Skip To Content
Get Our Newsletter
JEWISH. INDEPENDENT. NONPROFIT.

Support the Forward

Funded by readers like you DonateSubscribe

White House Draws Fire for Speeches

Controversial speeches by administration officials have given President Obama’s opponents space to hit back just a week after he touted his strong support cooperation with Israel while courting Jewish donors in New York.

Following comments critical of Israel’s stance towards the Palestinians by Secretary of Defense Leon Panetta and U.S. ambassador to Belgium Howard Gutman, William Kristol, chairman of the Republican-linked Emergency Committee for Israel, declared in a statement, “The Obama message is loud and clear: the world would be a safer, simpler, and more peaceful place if not for the troublesome Jewish state.”

In the speech that’s drawn the most attention, Howard Gutman, the U.S. ambassador to Belgium, told a conference on European anti-Semitism that Israel’s conflict with the Palestinians had contributed to anti-Semitism in Europe.

“It is a tension and perhaps hatred largely born of and reflecting the tension between Israel, the Palestinian Territories and neighboring Arab states in the Middle East over the continuing Israeli-Palestinian problem,” Gutman said of tensions between Muslims and Jews in Europe.

Gutman, who is Jewish, opened the address talking about his father’s years hiding from Nazis in Poland.

Though Gutman’s speech was delivered on November 30, it did not draw attention until December 3, when a story on the talk was printed appeared on the Israeli news site Ynet.
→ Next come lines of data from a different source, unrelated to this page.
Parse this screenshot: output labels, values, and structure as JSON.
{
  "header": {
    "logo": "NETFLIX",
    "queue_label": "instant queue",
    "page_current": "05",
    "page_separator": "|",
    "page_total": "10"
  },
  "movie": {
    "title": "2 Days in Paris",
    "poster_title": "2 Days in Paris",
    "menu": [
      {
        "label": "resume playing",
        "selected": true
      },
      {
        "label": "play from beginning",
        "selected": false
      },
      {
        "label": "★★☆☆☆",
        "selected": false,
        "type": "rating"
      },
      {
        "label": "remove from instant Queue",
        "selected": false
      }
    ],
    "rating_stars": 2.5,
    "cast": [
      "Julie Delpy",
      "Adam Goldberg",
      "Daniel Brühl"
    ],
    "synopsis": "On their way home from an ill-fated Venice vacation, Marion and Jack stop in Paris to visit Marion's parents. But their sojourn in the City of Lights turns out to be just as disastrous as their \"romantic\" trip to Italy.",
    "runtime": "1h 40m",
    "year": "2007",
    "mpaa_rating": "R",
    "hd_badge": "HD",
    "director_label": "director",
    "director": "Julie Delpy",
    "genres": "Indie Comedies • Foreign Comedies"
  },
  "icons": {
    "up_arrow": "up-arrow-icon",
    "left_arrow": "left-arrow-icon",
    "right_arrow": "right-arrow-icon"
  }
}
Subsequently, Kristol, called for Gutman’s firing, as did Republican hopefuls Mitt Romney and Newt Gingrich.

The White House distanced itself from Gutman’s remarks in a statement on Saturday, saying: “We condemn anti-Semitism in all its forms, and that there is never any justification for prejudice against the Jewish people or Israel.”

Meanwhile, Kristol’s statement also condemned a Friday address by Secretary of Defense Leon Panetta in which Panetta called on Israel to resume talks with the Palestinians.

“Just get to the damn table,” Panetta said.

The remarks were condemned by the Anti-Defamation League, whose national director Abraham Foxman complained in a statement that Panetta had used “a prestigious public platform to focus disproportionate responsibility on Israel for the campaign of hostility against her.”

The Gingrich and Romney campaigns have yet to respond to Panetta’s remarks.

Contact Josh Nathan-Kazis at nathankazis@forward.com or on Twitter @joshnathankazis

Engage

  • SHARE YOUR FEEDBACK

  • UPCOMING EVENT

Republish This Story

Please read before republishing

We’re happy to make this story available to republish for free under an Attribution-Non Commercial-No Derivatives Creative Commons license as long as you follow our republishing guidelines, which require that you credit Foward and retain our pixel. See our full guidelines for more information.

To republish, copy the HTML, which includes our tracking pixel, all paragraph styles and hyperlinks, the author byline, and credit to Foward. Have questions? Please email us at help@forward.com.

We don't support Internet Explorer

Please use Chrome, Safari, Firefox, or Edge to view this site.